The IDF has acquired tens of thousands of doses of a drug used to combat nerve agent chemical poisoning and will distribute them to all combat medics in the coming months, according to a report in the new issue of the army’s Bamahane weekly magazine.

The drug, diazepam, is an anti-convulsant, halting seizures caused by nerve agents such as VX and sarin. Until now, the IDF supplied all medics with atropine, a drug that counters attacks on the respiratory system, but diazepam, which protects the central nervous system, was available only in intravenous form and was distributed only to rear echelon battalion medical centers.

“Now the medics receive auto injectors, enabling treatment half an hour to an hour earlier than before, and also enabling treatment to 10 times more people,” the head of nonconventional warfare medicine in the IDF’s medical corps, Lt. Col. Dr. Micah Ksirer, told this week Bamahane.

The report comes amid widespread international concern regarding the stockpiles of chemical weapons belonging to the teetering government in Syria.

US Secretary of State Hillary Clinton said last week that “an increasingly desperate Assad regime” could either try to use chemical weapons against its own people or “lose control of them to one of the many groups that are now operating within Syria.”

The latter option, particularly the proliferation of the weapons to Hezbollah, is “a clear casus belli” for Israel, according to Foreign Minister Avigdor Liberman.

Key Israeli officials, largely mum on the threat of internal use, have expressed doubt that Assad would use the weapons against Israel. “We see no sign that this weaponry is being pointed at us,” Moshe Ya’alon, minister of strategic affairs and a former IDF chief of staff, told Army Radio earlier this week. “Syria has been armed for the last decades with chemical missiles and weapons, but our deterrent factor is stable and the proof is that they haven’t used them against us yet.”

Diazepam and atropine are carried by all US combat troops operating in areas where there is a reasonable threat from chemical weapons.
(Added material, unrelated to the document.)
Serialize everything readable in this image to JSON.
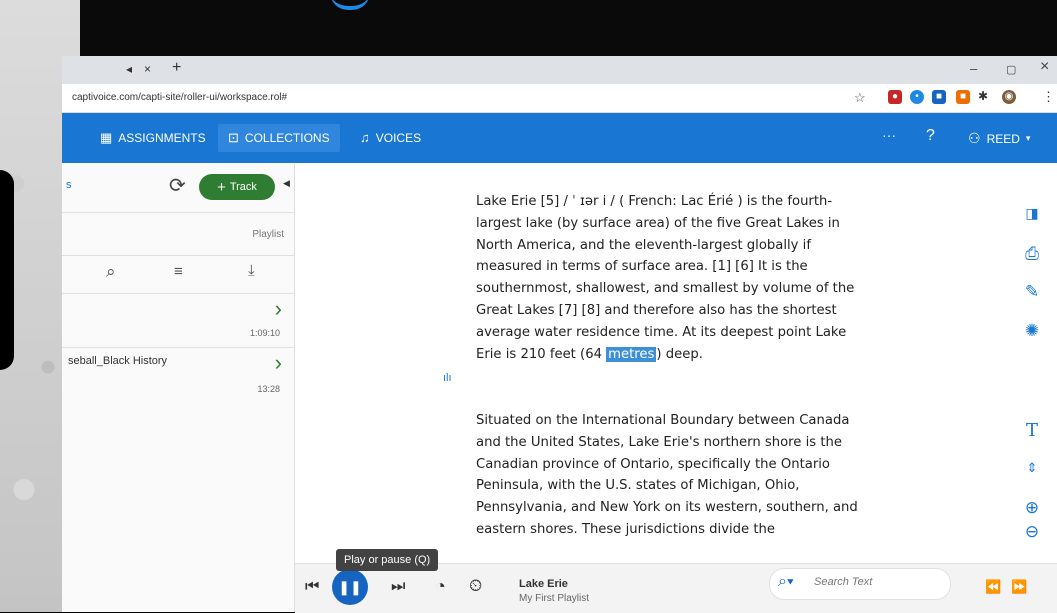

Each soldier carries a kit and is expected to self-administer the drugs or, in the case of diazepam, to administer it to a friend in need.
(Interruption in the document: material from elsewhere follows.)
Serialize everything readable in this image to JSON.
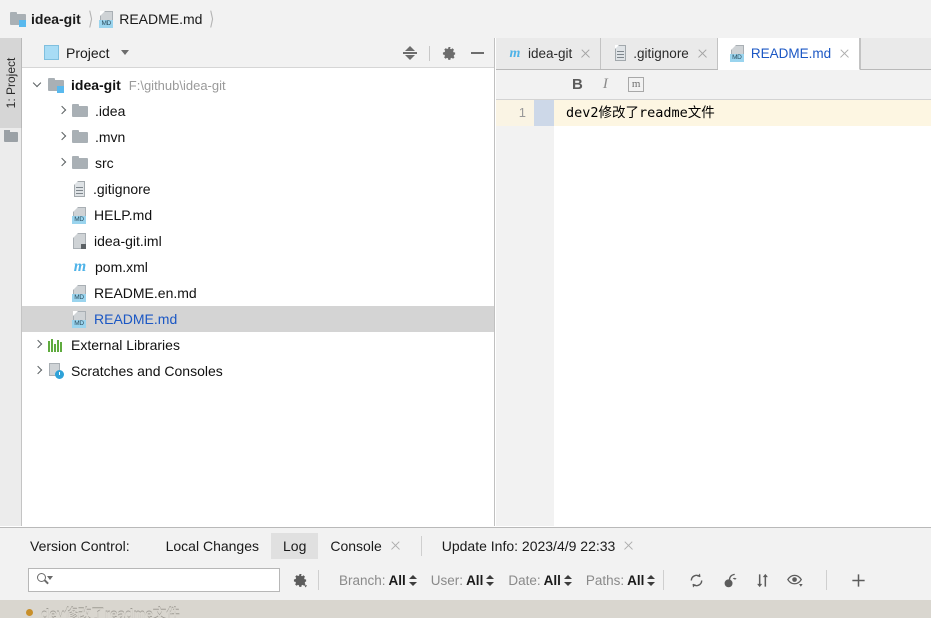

“Shortening the duration [prior to] treatment can save the injured from brain damage and death,” said Ksirer.

IDF medics will begin receiving treatment on how and when to administer the new drug as part of their intensive 13-week combat medic course.
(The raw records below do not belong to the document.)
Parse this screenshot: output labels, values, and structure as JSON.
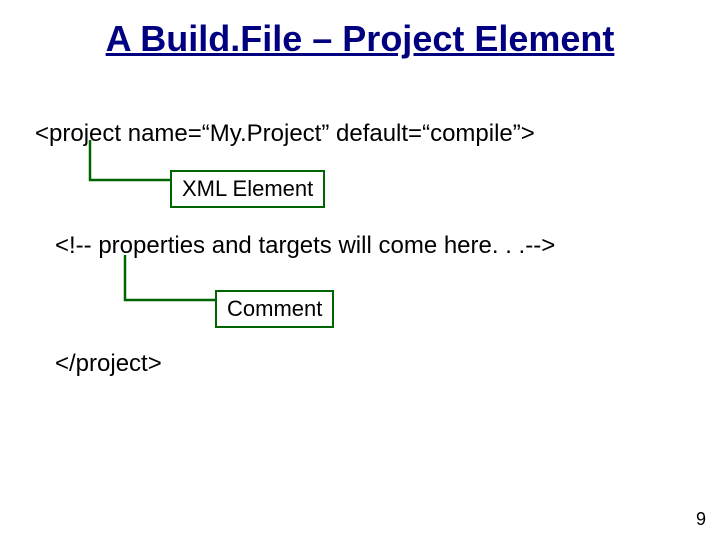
{
  "title": "A Build.File – Project Element",
  "code": {
    "open": "<project name=“My.Project” default=“compile”>",
    "comment": "<!-- properties and targets will come here. . .-->",
    "close": "</project>"
  },
  "labels": {
    "xml": "XML Element",
    "comment": "Comment"
  },
  "page": "9"
}
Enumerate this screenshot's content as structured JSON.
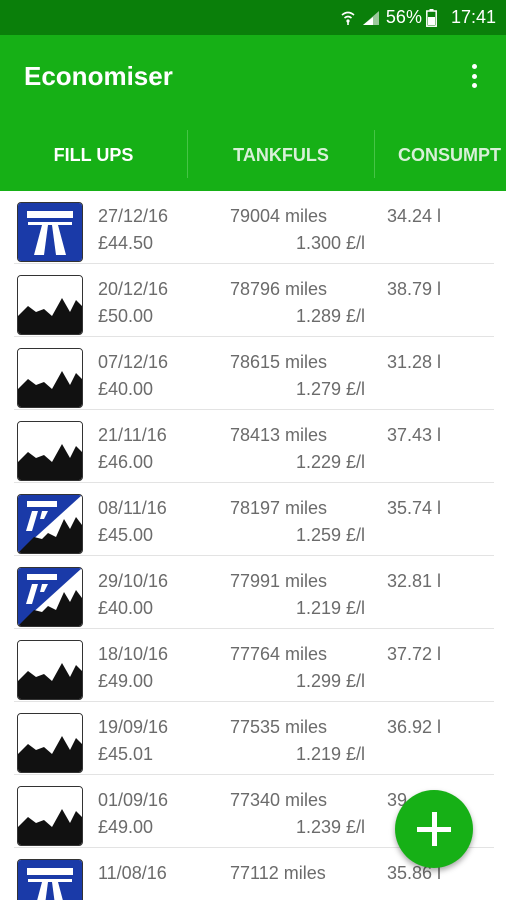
{
  "status_bar": {
    "battery_percent": "56%",
    "time": "17:41"
  },
  "app_bar": {
    "title": "Economiser",
    "menu_icon": "overflow-menu-icon"
  },
  "tabs": [
    {
      "label": "FILL UPS",
      "selected": true
    },
    {
      "label": "TANKFULS",
      "selected": false
    },
    {
      "label": "CONSUMPT",
      "selected": false
    }
  ],
  "fillups": [
    {
      "date": "27/12/16",
      "cost": "£44.50",
      "odometer": "79004 miles",
      "price": "1.300 £/l",
      "volume": "34.24 l",
      "road": "motorway"
    },
    {
      "date": "20/12/16",
      "cost": "£50.00",
      "odometer": "78796 miles",
      "price": "1.289 £/l",
      "volume": "38.79 l",
      "road": "town"
    },
    {
      "date": "07/12/16",
      "cost": "£40.00",
      "odometer": "78615 miles",
      "price": "1.279 £/l",
      "volume": "31.28 l",
      "road": "town"
    },
    {
      "date": "21/11/16",
      "cost": "£46.00",
      "odometer": "78413 miles",
      "price": "1.229 £/l",
      "volume": "37.43 l",
      "road": "town"
    },
    {
      "date": "08/11/16",
      "cost": "£45.00",
      "odometer": "78197 miles",
      "price": "1.259 £/l",
      "volume": "35.74 l",
      "road": "mixed"
    },
    {
      "date": "29/10/16",
      "cost": "£40.00",
      "odometer": "77991 miles",
      "price": "1.219 £/l",
      "volume": "32.81 l",
      "road": "mixed"
    },
    {
      "date": "18/10/16",
      "cost": "£49.00",
      "odometer": "77764 miles",
      "price": "1.299 £/l",
      "volume": "37.72 l",
      "road": "town"
    },
    {
      "date": "19/09/16",
      "cost": "£45.01",
      "odometer": "77535 miles",
      "price": "1.219 £/l",
      "volume": "36.92 l",
      "road": "town"
    },
    {
      "date": "01/09/16",
      "cost": "£49.00",
      "odometer": "77340 miles",
      "price": "1.239 £/l",
      "volume": "39",
      "road": "town"
    },
    {
      "date": "11/08/16",
      "cost": "",
      "odometer": "77112 miles",
      "price": "",
      "volume": "35.86 l",
      "road": "motorway"
    }
  ],
  "fab": {
    "icon": "add-icon"
  },
  "colors": {
    "status_bar": "#0a7f0a",
    "primary": "#16b016",
    "motorway_blue": "#1a3aa8",
    "text_secondary": "#6b6b6b"
  }
}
The IDF Spokesperson’s Office added that the army “constantly reevaluates the medical gear necessary to provide medical care for soldiers in the battlefield. Military medics must be prepared for every eventuality; the gear that they carry reflects this principle.”